  • 59. Rule 501—Acts Discreditable A member shall not commit an act discreditable to the profession. Interpretations of Rule 501 identify several acts that are considered to be discreditable. For example, it is discreditable to retain a client’s records after a demand is made for them or whenever a member is found to have violated any federal, state, or local antidiscrimination laws. The solicitation or disclosure of the Uniform CPA examination questions and answers without permission of the AICPA is also not permitted.
  • 60. Rule 502—Advertising and Other Forms of Solicitation A member in public practice shall not seek to obtain clients by advertising or other forms of solicitation in a manner that is false, misleading, or deceptive. Solicitation by the use of coercion, overreaching, or harassing conduct is prohibited. Solicitation consists of the various means that CPA firms use to engage new clients other than accepting new clients who approach the firm. Examples include taking prospective clients to lunch to explain the CPA’s services, offering seminars on current tax law changes to potential clients, and advertising in the Yellow Pages of a phone book.
  • 61. Rule 503—Commissions and Referral Fees A. Prohibited commissions. A member in public practice shall not for a commission recommend or refer to a client any product or service, or for a commission recommend or refer any product or service to be supplied by a client, or receive a commission, when the member or the member’s firm also performs for that client: (a) an audit or review of a financial statement; or (b) a compilation of a financial statement when the member expects, or reasonably might expect, that a third party will use the financial statement and the member’s compilation report does not disclose a lack of independence; or (c) an examination of prospective financial information.
  • 62. Cont,….. B. Disclosure of permitted commissions.

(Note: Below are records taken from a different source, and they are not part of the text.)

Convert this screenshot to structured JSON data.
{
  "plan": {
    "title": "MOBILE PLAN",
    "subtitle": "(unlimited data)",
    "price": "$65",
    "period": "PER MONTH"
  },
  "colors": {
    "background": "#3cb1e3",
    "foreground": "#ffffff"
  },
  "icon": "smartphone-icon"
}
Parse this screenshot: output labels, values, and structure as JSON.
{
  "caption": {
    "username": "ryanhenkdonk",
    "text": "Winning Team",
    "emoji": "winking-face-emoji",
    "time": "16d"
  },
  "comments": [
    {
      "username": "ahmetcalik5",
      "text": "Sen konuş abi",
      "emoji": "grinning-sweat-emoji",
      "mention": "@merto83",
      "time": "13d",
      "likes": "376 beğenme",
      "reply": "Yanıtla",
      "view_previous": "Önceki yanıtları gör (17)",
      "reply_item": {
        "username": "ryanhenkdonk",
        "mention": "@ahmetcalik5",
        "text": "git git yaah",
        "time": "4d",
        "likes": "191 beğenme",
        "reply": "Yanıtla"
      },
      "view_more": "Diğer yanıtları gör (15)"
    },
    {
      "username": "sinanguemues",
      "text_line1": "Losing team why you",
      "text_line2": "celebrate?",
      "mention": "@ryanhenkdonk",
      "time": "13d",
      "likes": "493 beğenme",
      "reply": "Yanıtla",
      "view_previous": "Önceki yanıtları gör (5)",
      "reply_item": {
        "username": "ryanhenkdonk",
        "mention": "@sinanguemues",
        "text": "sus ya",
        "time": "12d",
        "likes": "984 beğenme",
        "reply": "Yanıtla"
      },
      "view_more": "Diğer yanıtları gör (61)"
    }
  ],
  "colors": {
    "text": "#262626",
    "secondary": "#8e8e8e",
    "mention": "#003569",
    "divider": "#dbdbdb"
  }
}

A member in public practice who is not prohibited by this rule from performing services for or receiving a commission and who is paid or expects to be paid a commission shall disclose that fact to any person or entity to whom the member recommends or refers a product or service to which the commission relates.
  • 63. Cont,…. C. Referral fees. Any member who accepts a referral fee for recommending or referring any service of a CPA to any person or entity or who pays a referral fee to obtain a client shall disclose such acceptance or payment to the client.

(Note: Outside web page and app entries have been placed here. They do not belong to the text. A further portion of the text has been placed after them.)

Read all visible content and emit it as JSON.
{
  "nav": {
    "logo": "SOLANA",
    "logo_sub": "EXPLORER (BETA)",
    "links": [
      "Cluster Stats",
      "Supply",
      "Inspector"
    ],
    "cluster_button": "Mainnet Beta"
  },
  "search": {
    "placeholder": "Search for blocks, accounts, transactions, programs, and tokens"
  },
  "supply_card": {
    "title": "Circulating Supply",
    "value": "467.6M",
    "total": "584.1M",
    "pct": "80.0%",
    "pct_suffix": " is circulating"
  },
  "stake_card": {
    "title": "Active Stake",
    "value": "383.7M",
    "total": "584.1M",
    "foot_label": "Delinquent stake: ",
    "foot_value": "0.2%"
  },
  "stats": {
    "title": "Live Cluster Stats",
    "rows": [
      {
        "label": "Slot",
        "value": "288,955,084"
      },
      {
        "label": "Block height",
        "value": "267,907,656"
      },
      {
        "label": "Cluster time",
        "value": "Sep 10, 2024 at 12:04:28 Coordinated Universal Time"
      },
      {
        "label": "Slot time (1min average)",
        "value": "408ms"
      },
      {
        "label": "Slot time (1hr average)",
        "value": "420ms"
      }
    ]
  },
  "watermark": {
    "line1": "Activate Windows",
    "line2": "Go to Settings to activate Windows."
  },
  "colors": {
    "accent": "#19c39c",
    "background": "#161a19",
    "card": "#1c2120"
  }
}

  • 64. Rule 505—Form of Organization and Name A member may practice public accounting only in a form of organization permitted by state law or regulation whose characteristics conform to resolutions of Council. A member shall not practice public accounting under a firm name that is misleading. Names of one or more past owners may be included in the firm name of a successor organization. A firm may not designate itself as “Members of the American Institute of Certified Public Accountants” unless all of its CPA owners are members of the Institute.